What angered the people was the apparent compliment that Jesus paid to gentiles. The Jews were so sure that they were God’s people that they utterly despised all others. They believed that “God had created the gentiles to be fuel for the fires of hell.” And here was this young Jesus, whom they all knew, preaching as if the gentiles were specially favoured by God. It was beginning to dawn upon them that there were things in this new message the like of which they had never dreamed.

We must note two other things.

(i) It was Jesus’ habit to go to the synagogue on the Sabbath. There must have been many things with which he radically disagreed and which grated on him–yet he went. The worship of the synagogue might be far from perfect; yet Jesus never omitted to join himself to God’s worshipping people on God’s day.

(ii) We have only to read the passage of Isaiah that Jesus read to see the difference between Jesus and John the Baptist. John was the preacher of doom and at his message men must have shuddered with terror. It was a gospel–Good News–which Jesus brought. Jesus, too, knew the wrath of God but it was always the wrath of love.

22 So all bore witness to Him, and marveled at the gracious words which proceeded out of His mouth. And they said, “Is this not Joseph’s son?”

22 All who were there spoke well of him and were amazed by the beautiful words that fell from his lips. “How can this be?” they asked. “Isn’t this Joseph’s son?”
Luke 4:22 (Living)

The people looked at Him and remembered Him as Joseph’s son, a carpenter. That seemed to spoil it all. How could He be the Messiah? Luke is making it very clear that He took upon Himself our frail humanity.

23 He said to them, “You will surely say this proverb to Me, ‘Physician, heal yourself!
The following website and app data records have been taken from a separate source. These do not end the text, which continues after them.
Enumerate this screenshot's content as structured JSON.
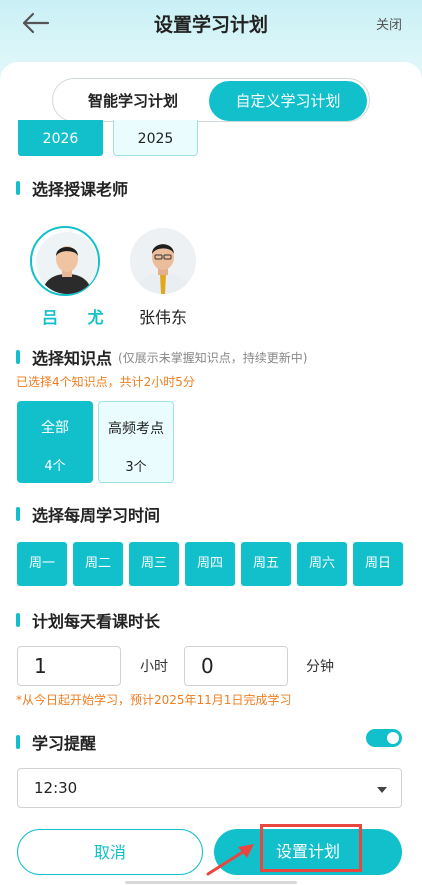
{
  "header": {
    "title": "设置学习计划",
    "close_label": "关闭"
  },
  "tabs": [
    {
      "label": "智能学习计划",
      "active": false
    },
    {
      "label": "自定义学习计划",
      "active": true
    }
  ],
  "years": [
    {
      "label": "2026",
      "selected": true
    },
    {
      "label": "2025",
      "selected": false
    }
  ],
  "teacher_section": {
    "title": "选择授课老师",
    "teachers": [
      {
        "name": "吕尤",
        "display": "吕 尤",
        "selected": true
      },
      {
        "name": "张伟东",
        "selected": false
      }
    ]
  },
  "knowledge_section": {
    "title": "选择知识点",
    "note": "(仅展示未掌握知识点，持续更新中)",
    "summary": "已选择4个知识点，共计2小时5分",
    "options": [
      {
        "label": "全部",
        "count": "4个",
        "selected": true
      },
      {
        "label": "高频考点",
        "count": "3个",
        "selected": false
      }
    ]
  },
  "weekday_section": {
    "title": "选择每周学习时间",
    "days": [
      "周一",
      "周二",
      "周三",
      "周四",
      "周五",
      "周六",
      "周日"
    ]
  },
  "duration_section": {
    "title": "计划每天看课时长",
    "hours_value": "1",
    "hours_unit": "小时",
    "minutes_value": "0",
    "minutes_unit": "分钟",
    "hint": "*从今日起开始学习，预计2025年11月1日完成学习"
  },
  "reminder_section": {
    "title": "学习提醒",
    "enabled": true,
    "time": "12:30"
  },
  "footer": {
    "cancel_label": "取消",
    "confirm_label": "设置计划"
  },
  "colors": {
    "accent": "#12c0cc",
    "warning": "#f07d1e",
    "annotation": "#e8473f"
  }
}
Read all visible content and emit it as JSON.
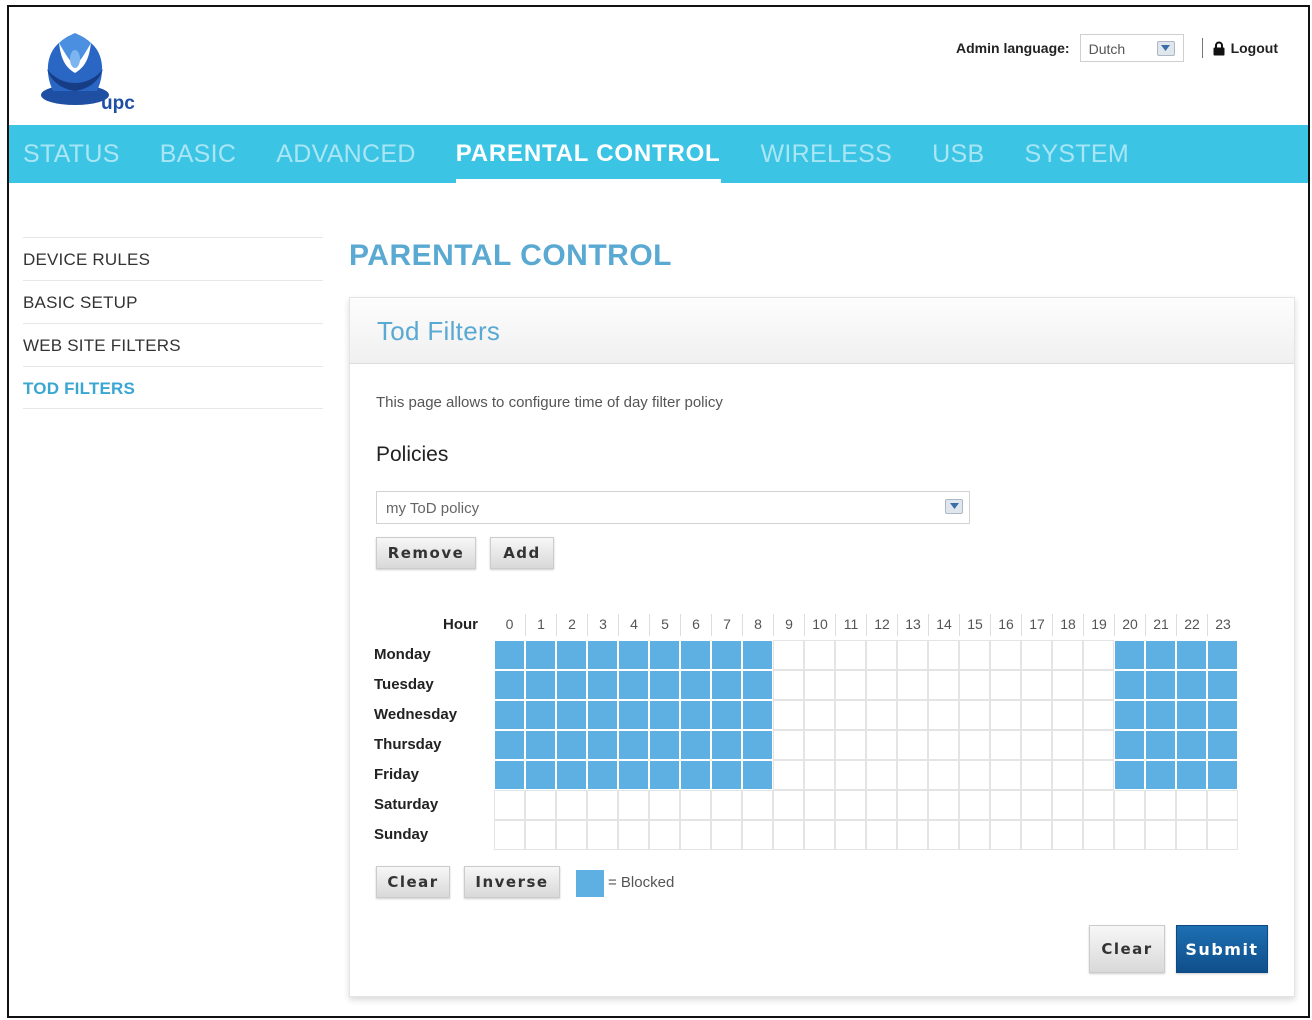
{
  "header": {
    "logo_text": "upc",
    "admin_language_label": "Admin language:",
    "admin_language_value": "Dutch",
    "logout_label": "Logout"
  },
  "nav": {
    "items": [
      {
        "label": "STATUS"
      },
      {
        "label": "BASIC"
      },
      {
        "label": "ADVANCED"
      },
      {
        "label": "PARENTAL CONTROL",
        "active": true
      },
      {
        "label": "WIRELESS"
      },
      {
        "label": "USB"
      },
      {
        "label": "SYSTEM"
      }
    ]
  },
  "sidebar": {
    "items": [
      {
        "label": "DEVICE RULES"
      },
      {
        "label": "BASIC SETUP"
      },
      {
        "label": "WEB SITE FILTERS"
      },
      {
        "label": "TOD FILTERS",
        "active": true
      }
    ]
  },
  "page": {
    "title": "PARENTAL CONTROL",
    "panel_title": "Tod Filters",
    "description": "This page allows to configure time of day filter policy",
    "policies_label": "Policies",
    "policy_selected": "my ToD policy",
    "remove_label": "Remove",
    "add_label": "Add",
    "clear_label": "Clear",
    "inverse_label": "Inverse",
    "legend_label": "= Blocked",
    "bottom_clear_label": "Clear",
    "submit_label": "Submit"
  },
  "schedule": {
    "hour_label": "Hour",
    "hours": [
      "0",
      "1",
      "2",
      "3",
      "4",
      "5",
      "6",
      "7",
      "8",
      "9",
      "10",
      "11",
      "12",
      "13",
      "14",
      "15",
      "16",
      "17",
      "18",
      "19",
      "20",
      "21",
      "22",
      "23"
    ],
    "days": [
      "Monday",
      "Tuesday",
      "Wednesday",
      "Thursday",
      "Friday",
      "Saturday",
      "Sunday"
    ],
    "blocked": [
      [
        1,
        1,
        1,
        1,
        1,
        1,
        1,
        1,
        1,
        0,
        0,
        0,
        0,
        0,
        0,
        0,
        0,
        0,
        0,
        0,
        1,
        1,
        1,
        1
      ],
      [
        1,
        1,
        1,
        1,
        1,
        1,
        1,
        1,
        1,
        0,
        0,
        0,
        0,
        0,
        0,
        0,
        0,
        0,
        0,
        0,
        1,
        1,
        1,
        1
      ],
      [
        1,
        1,
        1,
        1,
        1,
        1,
        1,
        1,
        1,
        0,
        0,
        0,
        0,
        0,
        0,
        0,
        0,
        0,
        0,
        0,
        1,
        1,
        1,
        1
      ],
      [
        1,
        1,
        1,
        1,
        1,
        1,
        1,
        1,
        1,
        0,
        0,
        0,
        0,
        0,
        0,
        0,
        0,
        0,
        0,
        0,
        1,
        1,
        1,
        1
      ],
      [
        1,
        1,
        1,
        1,
        1,
        1,
        1,
        1,
        1,
        0,
        0,
        0,
        0,
        0,
        0,
        0,
        0,
        0,
        0,
        0,
        1,
        1,
        1,
        1
      ],
      [
        0,
        0,
        0,
        0,
        0,
        0,
        0,
        0,
        0,
        0,
        0,
        0,
        0,
        0,
        0,
        0,
        0,
        0,
        0,
        0,
        0,
        0,
        0,
        0
      ],
      [
        0,
        0,
        0,
        0,
        0,
        0,
        0,
        0,
        0,
        0,
        0,
        0,
        0,
        0,
        0,
        0,
        0,
        0,
        0,
        0,
        0,
        0,
        0,
        0
      ]
    ]
  },
  "colors": {
    "nav_bg": "#3cc4e5",
    "accent": "#59a9d3",
    "blocked": "#5fb0e2",
    "submit": "#0f4f8b"
  }
}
Whatever we have heard done in Capernaum, do also here in Your country.’ ”
24 Then He said, “Assuredly, I say to you, no prophet is accepted in his own country.
25 “But I tell you truly, many widows were in Israel in the days of Elijah, when the heaven was shut up three years and six months, and there was a great famine throughout all the land;
26 “but to none of them was Elijah sent except to Zarephath, in the region of Sidon, to a woman who was a widow.
27 “And many lepers were in Israel in the time of Elisha the prophet, and none of them was cleansed except Naaman the Syrian.”
The Lord is illustrating this in a marvelous way. He cited two Gentiles who lived outside of the land of Israel — the widow of Sarepta and Naaman of Syria — in whose lives God worked miraculously. He is trying to show them that they, His own people, were apt to miss a great blessing because they would not accept who He was. They would be like the many widows and the many lepers of Israel who were not healed during the time of Elijah.

28 So all those in the synagogue, when they heard these things, were filled with wrath,
29 and rose up and thrust Him out of the city; and they led Him to the brow of the hill on which their city was built, that they might throw Him down over the cliff.
30 Then passing through the midst of them, He went His way.
Luke 4:14-30 (NKJV)
The people of Jesus’ hometown rejected Him. The country around Nazareth is rough country, and they led Him to the brow of a hill, intending to push Him off to His death. His escape from this mob was a miracle.